Exelon Patch The FDA has approved the first ever skin patch for the treatment of mild to moderate Alzheimer’s disease. Called the Exelon Patch, this patch has also been approved to treat mild to moderate Parkinson’s disease dementia, says the maker drug company Novartis.

But, Exelon is not new to the medical scene. It has already been available in capsules to treat mild to moderate forms of Alzheimer’s disease and mild to moderate cases of dementia associated with Parkinson’s disease.

In July 2006, researchers reported that putting Exelon in a patch form might help to simplify the drug’s use especially for people who have severe trouble swallowing tablets.

The researchers also felt that a skin patch would reduce nausea and vomiting associated with Exelon’s class of drugs.

Now, according to Novartis, Exelon’s skin patch tremendously reduces the drug’s gastrointestinal side effects.

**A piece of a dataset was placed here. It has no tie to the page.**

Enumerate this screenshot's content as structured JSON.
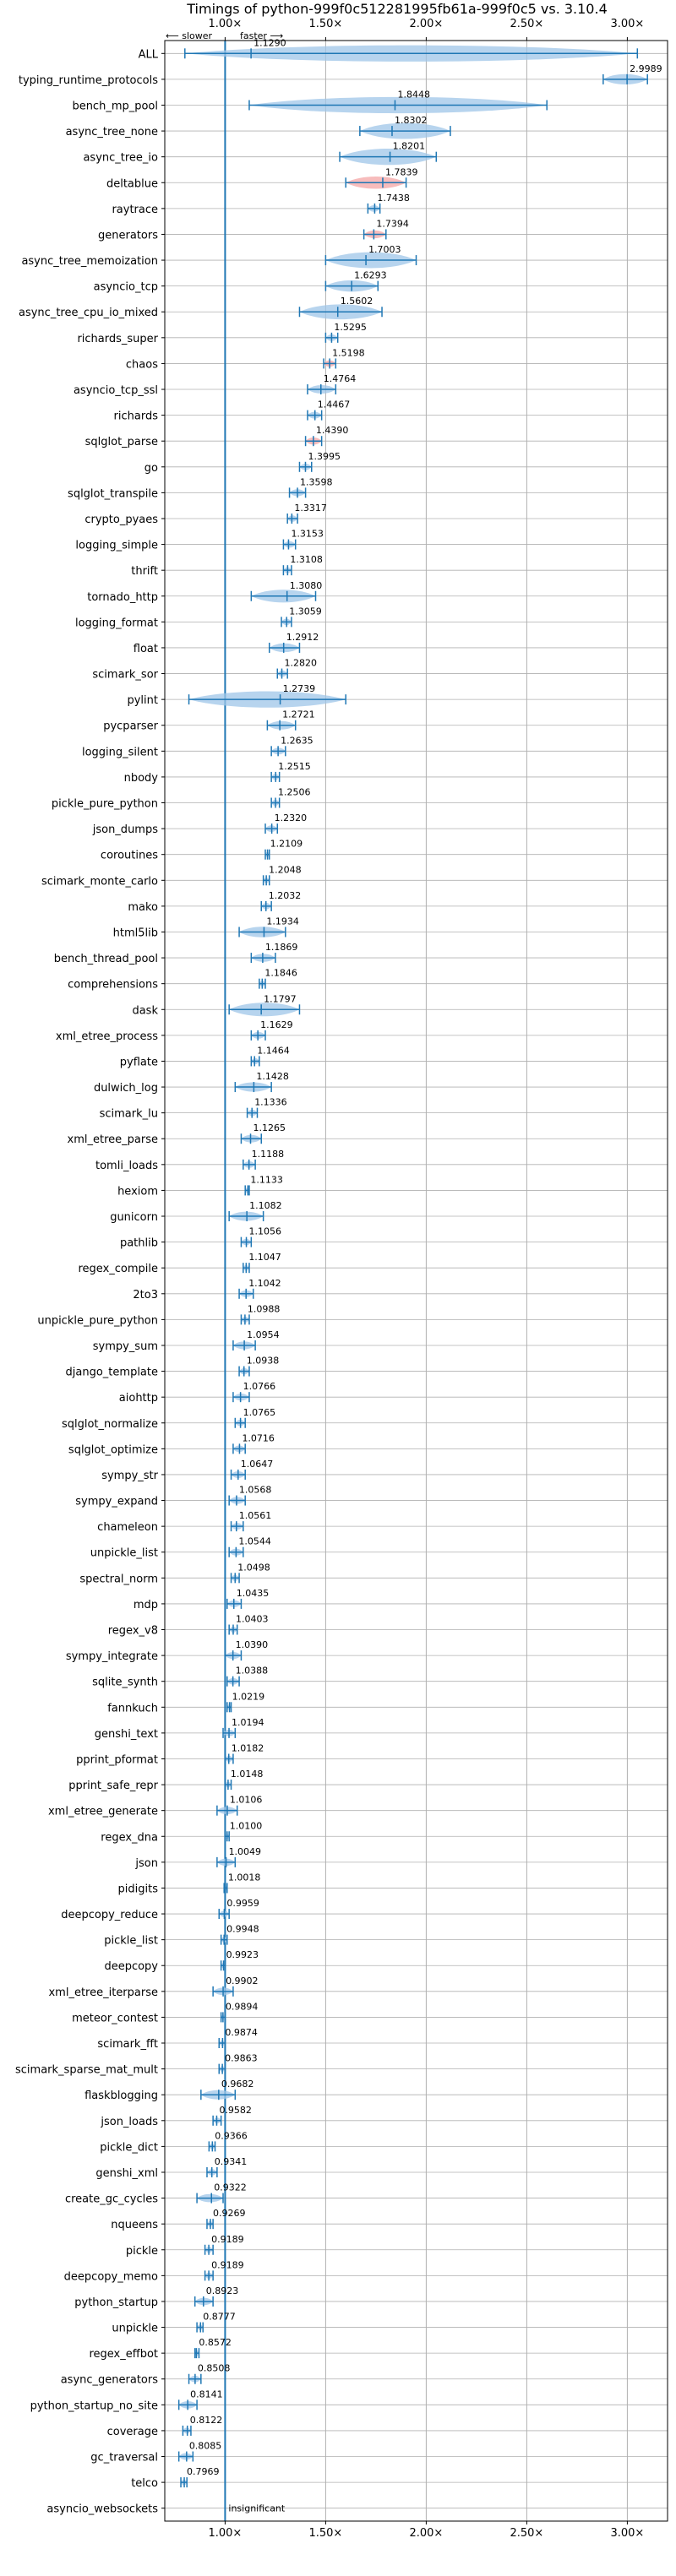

The Exelon skin Patch is to be applied once daily to the back, chest or upper arm. It also maintains steady blood levels of the drug throughout the day.

Novartis said that the FDA approved the Exelon Patch based on results from an international study that included around 1200 patients with mild to moderate Alzheimer’s disease.

For the study, the patients took Exelon capsules, wore the Exelon Patch or got a placebo treatment.

According to Novartis, “Exelon Patch showed similar efficacy to the highest doses of Exelon capsules and the recommended dose (9.5 milligrams per 24 hours) was generally well tolerated by patients.”

However, Novartis the marker of the Exelon Patch has warned that taking higher-than-recommended doses could be associated with nausea, vomiting, diarrhea, appetite loss and weight loss.

As with the capsule form, the company also recommended that the medicated patch be used with caution in people with a history of so-called “sick sinus syndrome,” ulcers, asthma and other chronic lung diseases, seizures, or urinary obstruction.